The big difference is in where the fish were caught. The science behind freshwater or ocean fish consumption is fairly simple: freshwater fish, at least in the United States, tend to have more parasites. 

Scientists are calling for caution when selecting raw fish for consumption as our demand for it expands across the globe. In a review published earlier this year, researchers updated the current understanding of food safety hazards of raw fish. 

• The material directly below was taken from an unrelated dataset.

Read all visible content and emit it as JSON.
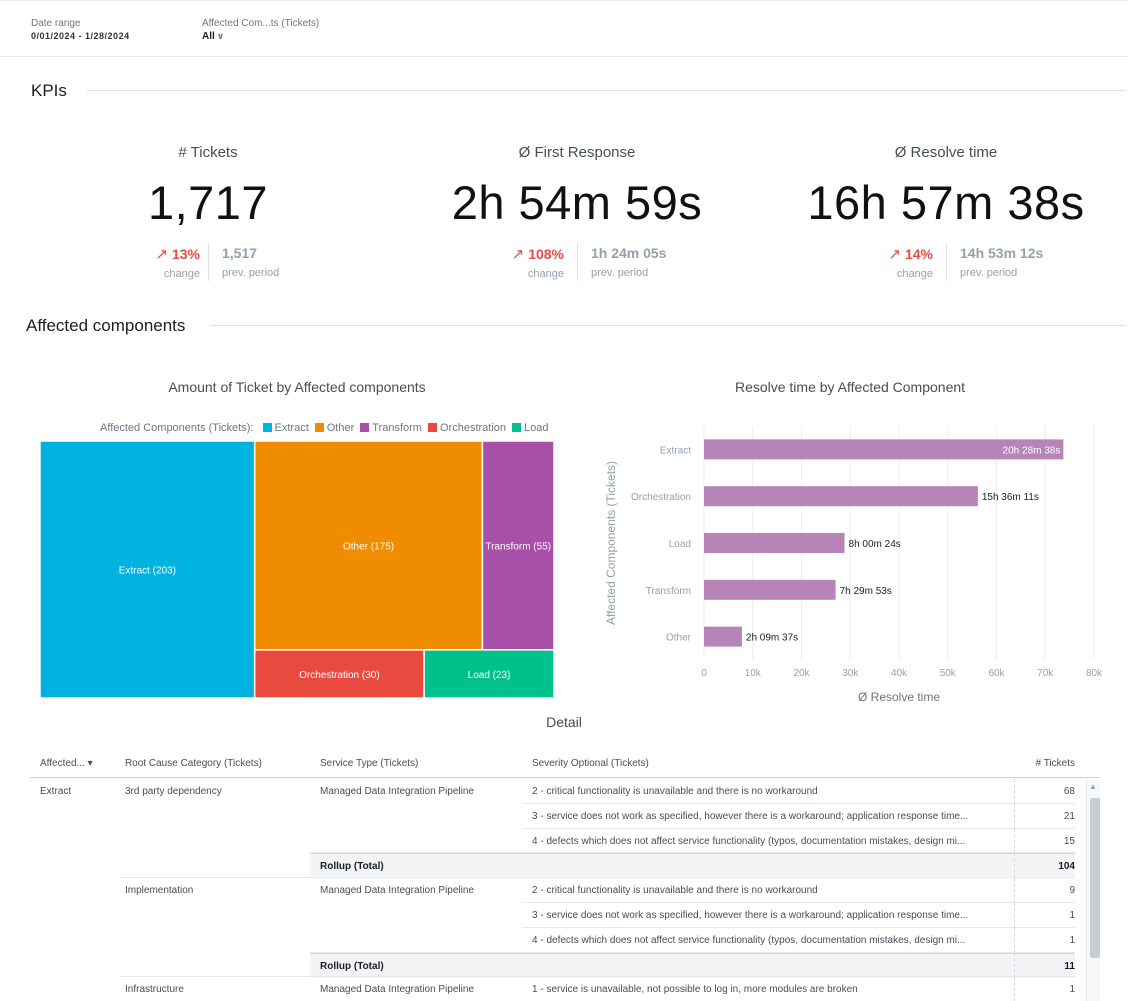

Microscopic creatures such as Diphyllobothriidae (a type of tapeworm) can cause horrible illness when consumed, leading to diarrhea and intestinal issues in humans. One of the best ways to get rid of these parasites is by cooking the fish, whether by frying or baking at a certain temperature. If you’ve ever caught food poisoning from seafood, you’ll know it is perhaps the most painful version of a stomach bug. There are exceptions to this need for ocean caught fish rule for raw consumption in other countries. Namely, that is the eel, which is smoked and then prepared with a sugar-based sauce. Other problematic fish, such as mackerel, are pickled.

How fish is prepared is another reason why sushi is often ocean fish. Most ocean caught fish are frozen immediately after catching and butchering. This kills most of their potential parasites. Once the fish is frozen, it can be safely transported to a wide variety of destinations, including places far from local coasts, and inspected for parasites.